(Beginning of Task inputs)

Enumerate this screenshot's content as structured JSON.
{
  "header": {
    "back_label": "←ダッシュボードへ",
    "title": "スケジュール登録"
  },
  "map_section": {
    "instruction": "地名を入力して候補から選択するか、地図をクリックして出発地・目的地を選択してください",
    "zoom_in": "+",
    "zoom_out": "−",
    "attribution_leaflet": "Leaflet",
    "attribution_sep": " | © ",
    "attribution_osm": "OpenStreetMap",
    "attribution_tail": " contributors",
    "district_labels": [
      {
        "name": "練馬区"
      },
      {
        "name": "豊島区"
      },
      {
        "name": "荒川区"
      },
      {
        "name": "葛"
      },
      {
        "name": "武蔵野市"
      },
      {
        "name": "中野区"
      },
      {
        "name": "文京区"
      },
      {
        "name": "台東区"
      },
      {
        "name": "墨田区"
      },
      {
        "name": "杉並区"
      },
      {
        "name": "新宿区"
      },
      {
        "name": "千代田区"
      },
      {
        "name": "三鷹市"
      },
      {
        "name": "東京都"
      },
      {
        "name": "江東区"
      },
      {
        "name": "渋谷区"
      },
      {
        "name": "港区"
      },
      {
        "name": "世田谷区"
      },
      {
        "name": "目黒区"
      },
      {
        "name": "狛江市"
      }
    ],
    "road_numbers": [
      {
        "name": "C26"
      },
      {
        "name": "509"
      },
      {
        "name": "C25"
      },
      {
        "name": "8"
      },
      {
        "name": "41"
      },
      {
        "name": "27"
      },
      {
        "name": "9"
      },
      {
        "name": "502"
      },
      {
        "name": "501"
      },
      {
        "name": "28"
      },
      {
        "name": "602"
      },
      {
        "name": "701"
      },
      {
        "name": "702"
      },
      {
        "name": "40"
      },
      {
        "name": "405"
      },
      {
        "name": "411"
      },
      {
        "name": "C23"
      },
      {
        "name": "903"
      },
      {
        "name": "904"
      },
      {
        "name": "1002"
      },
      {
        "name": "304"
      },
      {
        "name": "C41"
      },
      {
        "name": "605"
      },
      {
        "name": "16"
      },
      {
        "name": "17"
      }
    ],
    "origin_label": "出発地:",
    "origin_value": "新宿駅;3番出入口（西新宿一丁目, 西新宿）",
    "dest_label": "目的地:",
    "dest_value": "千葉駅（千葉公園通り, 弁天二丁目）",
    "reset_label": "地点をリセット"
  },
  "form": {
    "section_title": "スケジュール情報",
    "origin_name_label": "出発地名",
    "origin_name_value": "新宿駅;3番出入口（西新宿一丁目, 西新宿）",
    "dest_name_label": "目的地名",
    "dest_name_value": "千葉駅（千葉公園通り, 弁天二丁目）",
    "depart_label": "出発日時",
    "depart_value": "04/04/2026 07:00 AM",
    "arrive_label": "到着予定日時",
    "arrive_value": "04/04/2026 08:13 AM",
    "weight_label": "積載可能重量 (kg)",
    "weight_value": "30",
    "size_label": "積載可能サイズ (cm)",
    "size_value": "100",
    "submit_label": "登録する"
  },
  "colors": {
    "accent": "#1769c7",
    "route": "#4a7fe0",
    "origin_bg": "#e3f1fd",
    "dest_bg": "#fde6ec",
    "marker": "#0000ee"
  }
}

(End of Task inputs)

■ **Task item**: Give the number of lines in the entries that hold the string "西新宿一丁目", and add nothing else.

■ **Answer box**: 2